## [0]  eval-auc:0.800000   train-auc:0.841169
## [10] eval-auc:0.814815   train-auc:0.926103
## [20] eval-auc:0.818519   train-auc:0.948686
## [30] eval-auc:0.822222   train-auc:0.956050
## [40] eval-auc:0.803704   train-auc:0.965202
## Stopping. Best iteration: 25[1] "Number_times_pregnant"
## [1] "Plasma_glucose"
## [1] "Diastolic_blood_pressure"
## [1] "BMI"
## [1] "Age"



Let’s take a look at the most extreme probabilities - Diastolic_blood_pressure is a strong influence for a low probability score, while Plasma_glucose is a strong influence for a high probability score:


preds <- preds[order(preds$original_predictions),]
head(preds)

##     original_predictions                   Pos_X1                   Pos_X2
## 42           0.003732002    Number_times_pregnant Diastolic_blood_pressure
## 346          0.003956458 Diastolic_blood_pressure    Number_times_pregnant
## 359          0.004147866 Diastolic_blood_pressure    Number_times_pregnant
## 274          0.004275108    Number_times_pregnant Diastolic_blood_pressure
## 13           0.004463046 Diastolic_blood_pressure    Number_times_pregnant
## 72           0.005090717    Number_times_pregnant Diastolic_blood_pressure
##     Neg_X1         Neg_X2
## 42     BMI            Age
## 346    BMI            Age
## 359    BMI            Age
## 274    BMI Plasma_glucose
## 13     BMI            Age
## 72     BMI            Age

tail(preds)
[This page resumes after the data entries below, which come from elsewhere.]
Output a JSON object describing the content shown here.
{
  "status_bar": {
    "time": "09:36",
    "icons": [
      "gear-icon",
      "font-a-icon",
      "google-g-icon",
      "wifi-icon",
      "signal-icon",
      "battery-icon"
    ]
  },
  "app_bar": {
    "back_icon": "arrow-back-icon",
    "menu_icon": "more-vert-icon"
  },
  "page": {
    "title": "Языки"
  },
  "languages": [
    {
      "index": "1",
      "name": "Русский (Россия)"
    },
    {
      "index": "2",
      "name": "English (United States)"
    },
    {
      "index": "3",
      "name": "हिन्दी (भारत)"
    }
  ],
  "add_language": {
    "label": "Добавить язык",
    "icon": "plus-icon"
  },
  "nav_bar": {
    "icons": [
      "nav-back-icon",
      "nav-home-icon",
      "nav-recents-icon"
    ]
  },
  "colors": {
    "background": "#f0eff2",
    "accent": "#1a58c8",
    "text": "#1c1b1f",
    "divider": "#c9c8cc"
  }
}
##     original_predictions         Pos_X1                Pos_X2
## 129            0.9508100 Plasma_glucose Number_times_pregnant
## 248            0.9511197 Plasma_glucose                   BMI
## 203            0.9590986 Plasma_glucose Number_times_pregnant
## 71             0.9644873 Plasma_glucose                   Age
## 51             0.9722556 Plasma_glucose                   BMI
## 224            0.9739259 Plasma_glucose Number_times_pregnant
##                       Neg_X1                   Neg_X2
## 129                      BMI Diastolic_blood_pressure
## 248                      Age Diastolic_blood_pressure
## 203                      Age Diastolic_blood_pressure
## 71  Diastolic_blood_pressure                      BMI
## 51                       Age Diastolic_blood_pressure
## 224                      Age Diastolic_blood_pressure



To confirm this, let’s use a Generalized Linear Model (glm) from caret to access directional variable importance:
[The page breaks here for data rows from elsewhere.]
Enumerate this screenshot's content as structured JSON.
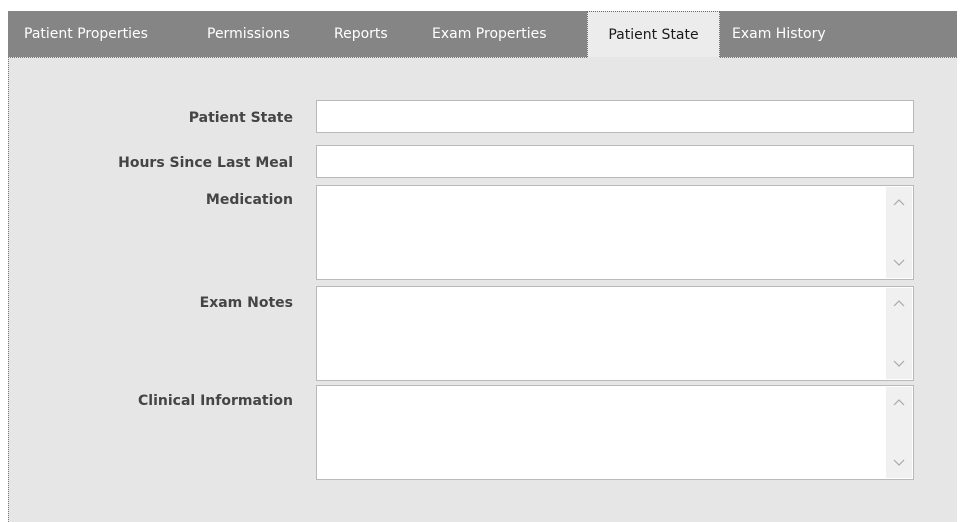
{
  "tabs": [
    {
      "label": "Patient Properties",
      "active": false
    },
    {
      "label": "Permissions",
      "active": false
    },
    {
      "label": "Reports",
      "active": false
    },
    {
      "label": "Exam Properties",
      "active": false
    },
    {
      "label": "Patient State",
      "active": true
    },
    {
      "label": "Exam History",
      "active": false
    }
  ],
  "form": {
    "patient_state": {
      "label": "Patient State",
      "value": ""
    },
    "hours_since_last_meal": {
      "label": "Hours Since Last Meal",
      "value": ""
    },
    "medication": {
      "label": "Medication",
      "value": ""
    },
    "exam_notes": {
      "label": "Exam Notes",
      "value": ""
    },
    "clinical_information": {
      "label": "Clinical Information",
      "value": ""
    }
  },
  "icons": {
    "scroll_up": "chevron-up-icon",
    "scroll_down": "chevron-down-icon"
  },
  "colors": {
    "tab_bar": "#858585",
    "active_tab": "#ececec",
    "panel": "#e6e6e6",
    "label_text": "#454545"
  }
}
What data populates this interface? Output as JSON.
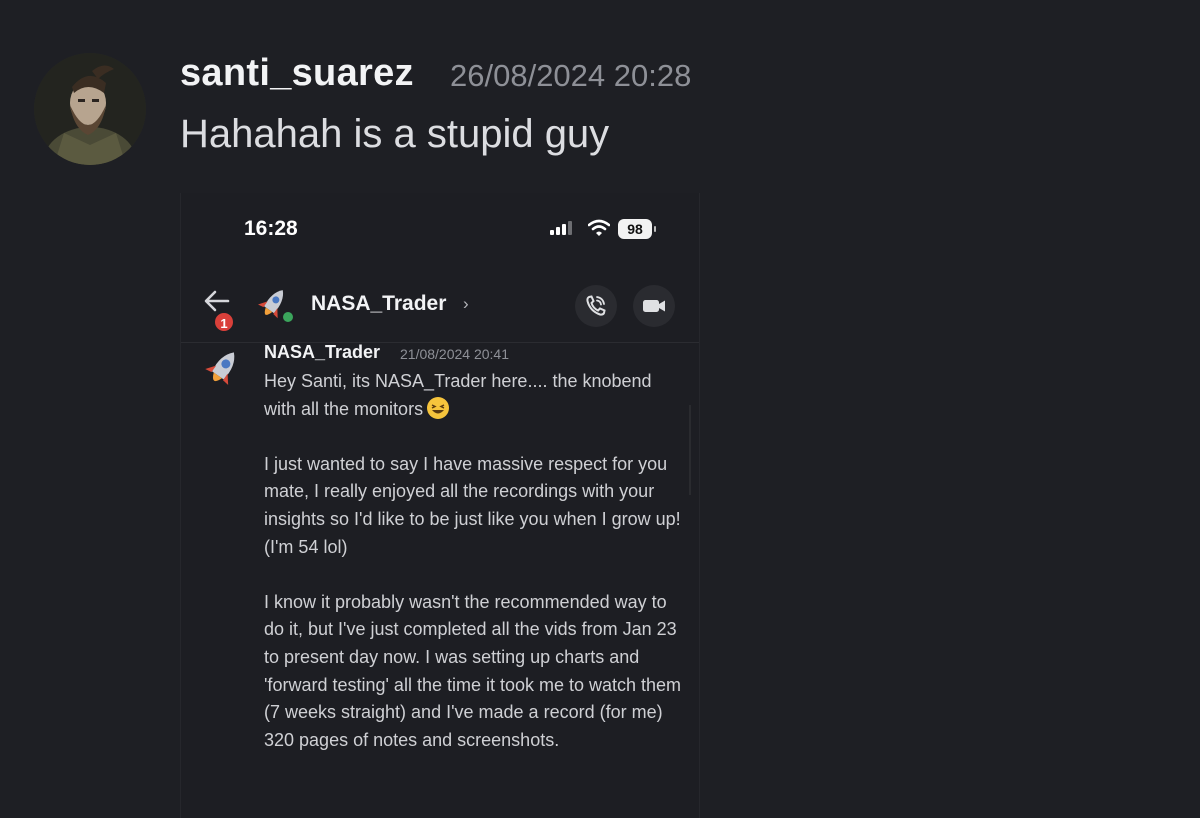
{
  "message": {
    "author": "santi_suarez",
    "timestamp": "26/08/2024 20:28",
    "text": "Hahahah is a stupid guy"
  },
  "screenshot": {
    "status_bar": {
      "time": "16:28",
      "battery": "98"
    },
    "header": {
      "notification_count": "1",
      "name": "NASA_Trader",
      "chevron": "›"
    },
    "dm": {
      "author": "NASA_Trader",
      "timestamp": "21/08/2024 20:41",
      "paragraphs": [
        "Hey Santi, its NASA_Trader here.... the knobend with all the monitors",
        "I just wanted to say I have massive respect for you mate, I really enjoyed all the recordings with your insights so I'd like to be just like you when I grow up! (I'm 54 lol)",
        "I know it probably wasn't the recommended way to do it, but I've just completed all the vids from Jan 23 to present day now. I was setting up charts and 'forward testing'  all the time it took me to watch them (7 weeks straight) and I've made a record (for me) 320 pages of notes and screenshots."
      ]
    },
    "icons": {
      "back": "arrow-left-icon",
      "call": "phone-call-icon",
      "video": "video-camera-icon",
      "emoji": "laughing-emoji"
    }
  },
  "colors": {
    "background": "#1e1f24",
    "online": "#3ba55c",
    "badge": "#d9403a"
  }
}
# install.packages('caret')

library(caret)

## Loading required package: lattice

## Loading required package: ggplot2

objControl <- trainControl(method='cv', number=3, returnResamp='none')

glm_caret_model <- train(train_df[,setdiff(names(train_df),outcome_name)], 
                         as.factor(ifelse(train_df[,outcome_name]==1,'yes','no')), 
                         method='glm', 
                         trControl=objControl,
                         preProc = c("center", "scale"))
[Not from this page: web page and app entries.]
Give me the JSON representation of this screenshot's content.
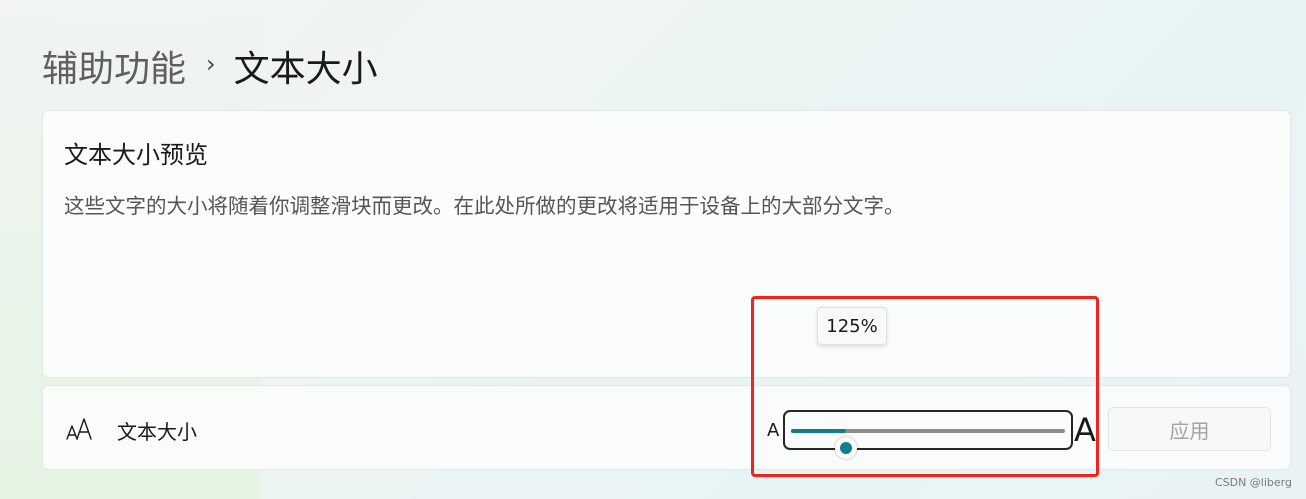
{
  "breadcrumb": {
    "parent": "辅助功能",
    "separator": "›",
    "current": "文本大小"
  },
  "preview": {
    "title": "文本大小预览",
    "text": "这些文字的大小将随着你调整滑块而更改。在此处所做的更改将适用于设备上的大部分文字。"
  },
  "setting": {
    "icon": "text-size-icon",
    "label": "文本大小",
    "slider": {
      "min_label": "A",
      "max_label": "A",
      "value_text": "125%",
      "value": 125,
      "min": 100,
      "max": 225
    },
    "apply_label": "应用"
  },
  "colors": {
    "accent": "#0f7d8b",
    "highlight": "#f0241c"
  },
  "watermark": "CSDN @liberg"
}
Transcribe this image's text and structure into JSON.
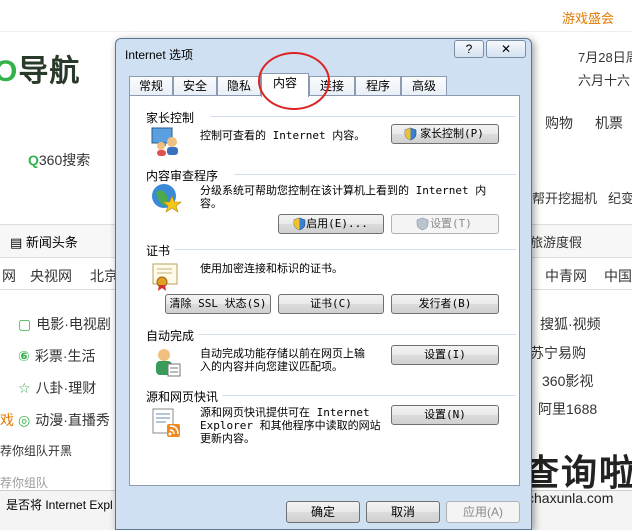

summary(glm_caret_model)

## 
## Call:
## NULL
## 
## Deviance Residuals: 
##     Min       1Q   Median       3Q      Max  
## -2.2566  -0.6921  -0.3647   0.7062   2.3569  
## 
## Coefficients:
##                          Estimate Std. Error z value Pr(>|z|)    
## (Intercept)               -0.8444     0.1429  -5.911 3.41e-09 ***
## Number_times_pregnant      0.3025     0.1612   1.876  0.06067 .  
## Plasma_glucose             1.2242     0.1687   7.256 4.00e-13 ***
## Diastolic_blood_pressure  -0.3798     0.1452  -2.615  0.00893 ** 
## BMI                        0.7898     0.1647   4.795 1.62e-06 ***
## Age                        0.3843     0.1644   2.337  0.01941 *  
## ---
## Signif. codes:  0 '***' 0.001 '**' 0.01 '*' 0.05 '.' 0.1 ' ' 1
## 
## (Dispersion parameter for binomial family taken to be 1)
## 
##     Null deviance: 480.61  on 366  degrees of freedom
## Residual deviance: 338.16  on 361  degrees of freedom
## AIC: 350.16
## 
## Number of Fisher Scoring iterations: 5



In the Coefficients section, we confirm that Diastolic_blood_pressure has a negative influence on the outcome, while Plasma_glucose has a positive influence.

test_df[359,]

##     Number_times_pregnant Plasma_glucose Diastolic_blood_pressure  BMI Age
## 680                     2             56                       56 24.2  22
##     Class
## 680     0

test_df[71,]

##     Number_times_pregnant Plasma_glucose Diastolic_blood_pressure  BMI Age
## 154                     8            188                       78 47.9  43
##     Class
## 154     1



Once again, thanks Lucas for the actionable insights explorer!!